    My mum as dementia. Before lockdown in the uk she had a great social life with friends from the local pub. Now because of the uk covid lockdown downs she is in the final stage of dematia, sleeps and hardly eats.

    • 0

      I feel for you. My aunt is in the UK – no family there either. She’s been in almost total lockdown for so long now……. She had her first COVID shot which made her feel very unwell for about 10 days and now says she is severely depressed due to the lockdown and her isolation. It’s SO very hard on the aged and they have no time left to take in the rest of their lives and us younger folk do. I’m so very sad too, as I have no way to visit and give her some company. She’s 90 in May. Best wishes to you and your mum. 🙁



continue reading


How to … fall back asleep

Waking up at night and struggling to get back to sleep can be stressful and exhausting. According to WebMB, around...


Curing the incurable: Why some patients make astounding recoveries

As a GP and someone who works in the holistic health field, Dr Jerry Thompson has long been interested in...

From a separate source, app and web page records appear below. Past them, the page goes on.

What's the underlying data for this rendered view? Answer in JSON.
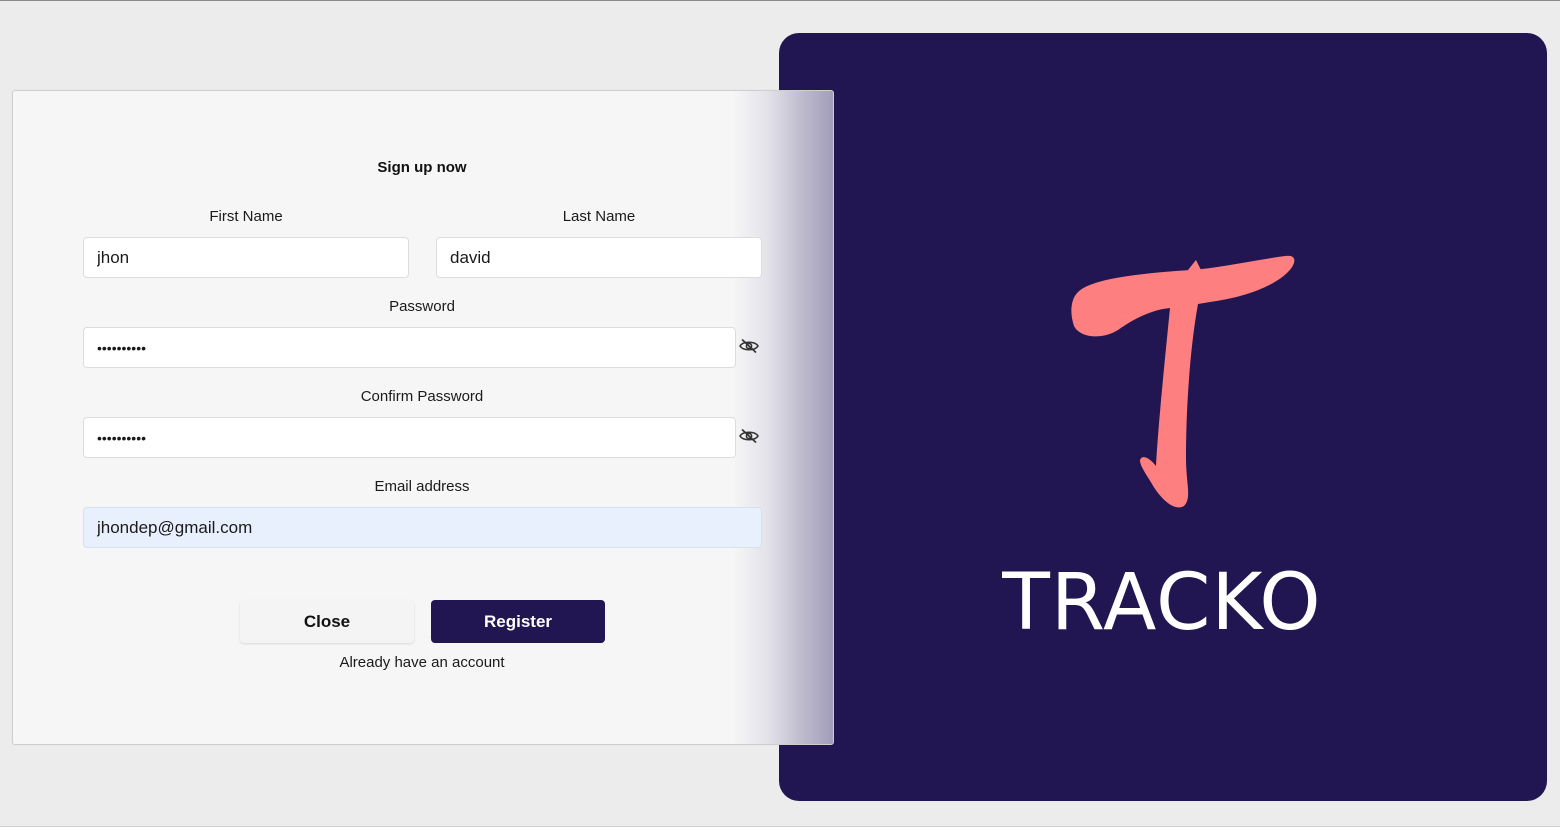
{
  "form": {
    "title": "Sign up now",
    "first_name": {
      "label": "First Name",
      "value": "jhon"
    },
    "last_name": {
      "label": "Last Name",
      "value": "david"
    },
    "password": {
      "label": "Password",
      "value": "••••••••••"
    },
    "confirm_password": {
      "label": "Confirm Password",
      "value": "••••••••••"
    },
    "email": {
      "label": "Email address",
      "value": "jhondep@gmail.com"
    },
    "close_label": "Close",
    "register_label": "Register",
    "login_link": "Already have an account"
  },
  "brand": {
    "name": "TRACKO",
    "logo_icon": "tracko-t-logo-icon",
    "panel_color": "#211651",
    "accent_color": "#fe7f7f"
  },
  "icons": {
    "password_toggle": "eye-slash-icon",
    "confirm_password_toggle": "eye-slash-icon"
  }
}
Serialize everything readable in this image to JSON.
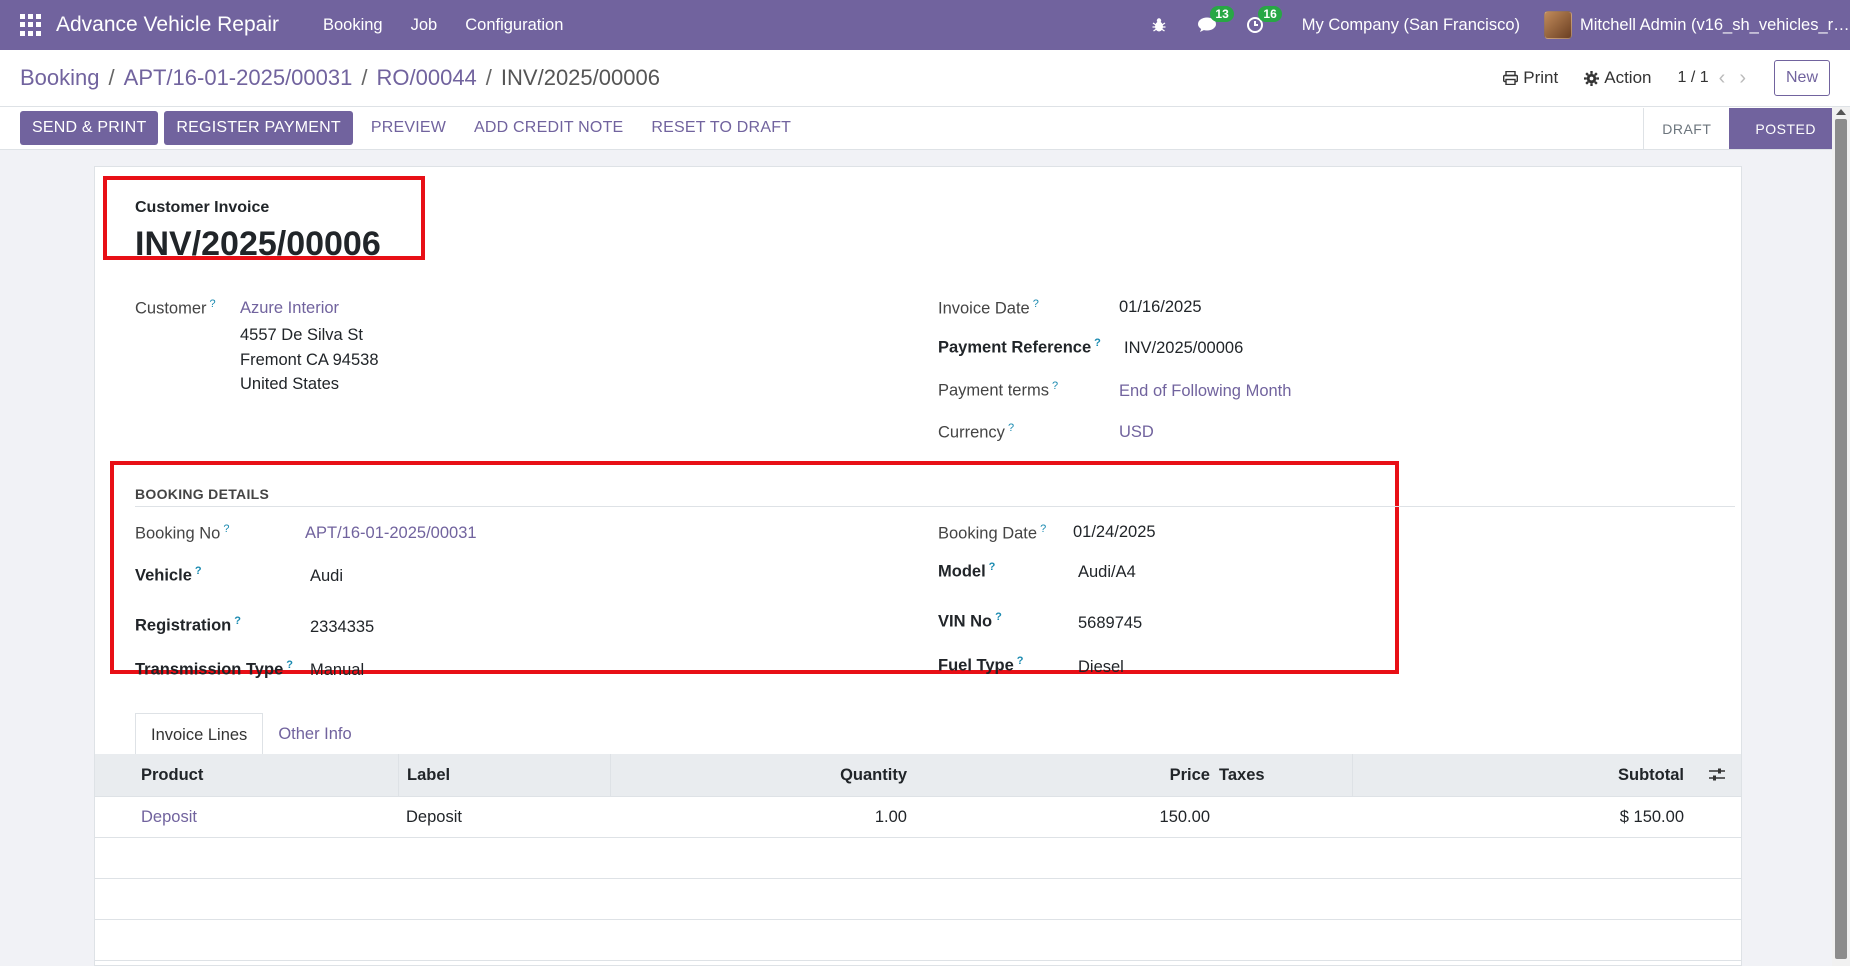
{
  "navbar": {
    "brand": "Advance Vehicle Repair",
    "menu": [
      "Booking",
      "Job",
      "Configuration"
    ],
    "chat_count": "13",
    "activity_count": "16",
    "company": "My Company (San Francisco)",
    "user": "Mitchell Admin (v16_sh_vehicles_repair_management)"
  },
  "breadcrumb": {
    "items": [
      "Booking",
      "APT/16-01-2025/00031",
      "RO/00044"
    ],
    "current": "INV/2025/00006"
  },
  "control": {
    "print": "Print",
    "action": "Action",
    "pager": "1 / 1",
    "new": "New"
  },
  "statusbar": {
    "send_print": "SEND & PRINT",
    "register_payment": "REGISTER PAYMENT",
    "preview": "PREVIEW",
    "add_credit_note": "ADD CREDIT NOTE",
    "reset_to_draft": "RESET TO DRAFT",
    "stage_draft": "DRAFT",
    "stage_posted": "POSTED"
  },
  "invoice": {
    "type": "Customer Invoice",
    "name": "INV/2025/00006",
    "customer_label": "Customer",
    "customer_name": "Azure Interior",
    "address1": "4557 De Silva St",
    "address2": "Fremont CA 94538",
    "address3": "United States",
    "invoice_date_label": "Invoice Date",
    "invoice_date": "01/16/2025",
    "payment_ref_label": "Payment Reference",
    "payment_ref": "INV/2025/00006",
    "payment_terms_label": "Payment terms",
    "payment_terms": "End of Following Month",
    "currency_label": "Currency",
    "currency": "USD"
  },
  "booking": {
    "section_title": "BOOKING DETAILS",
    "booking_no_label": "Booking No",
    "booking_no": "APT/16-01-2025/00031",
    "vehicle_label": "Vehicle",
    "vehicle": "Audi",
    "registration_label": "Registration",
    "registration": "2334335",
    "transmission_label": "Transmission Type",
    "transmission": "Manual",
    "booking_date_label": "Booking Date",
    "booking_date": "01/24/2025",
    "model_label": "Model",
    "model": "Audi/A4",
    "vin_label": "VIN No",
    "vin": "5689745",
    "fuel_label": "Fuel Type",
    "fuel": "Diesel"
  },
  "tabs": [
    "Invoice Lines",
    "Other Info"
  ],
  "lines": {
    "headers": [
      "Product",
      "Label",
      "Quantity",
      "Price",
      "Taxes",
      "Subtotal"
    ],
    "rows": [
      {
        "product": "Deposit",
        "label": "Deposit",
        "quantity": "1.00",
        "price": "150.00",
        "taxes": "",
        "subtotal": "$ 150.00"
      }
    ]
  },
  "help_mark": "?"
}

The 'ism' that's rife and no, it's not okay

Ageism, like all 'isms', creates a social hierarchy and disadvantages people based on an aspect of their diversity. Compared to...


When conversations become a competition

Australia has a well-deserved reputation for being a very competitive nation on the world stage. Perhaps it dates back to...


Wakey wakey - a history of alarm clocks

Matthew S. Champion, Australian Catholic University Australians are returning to our normal rhythms. The first beats of the day are...


The top-selling-souvenir from every country in the world

Do you buy souvenirs to remember your overseas holidays? If so, we imagine you have been looking at these very...


ACCC to keep a keen eye on travel issues this year

Australia's consumer watchdog expects to have its hands busy dealing with COVID-affected travel complaints this year. In his annual address...


Cruisers turn to superyachts to satisfy their cruise cravings

Typically, Australia is one of, if not, the biggest cruise market in the world. It wasn't so long ago that...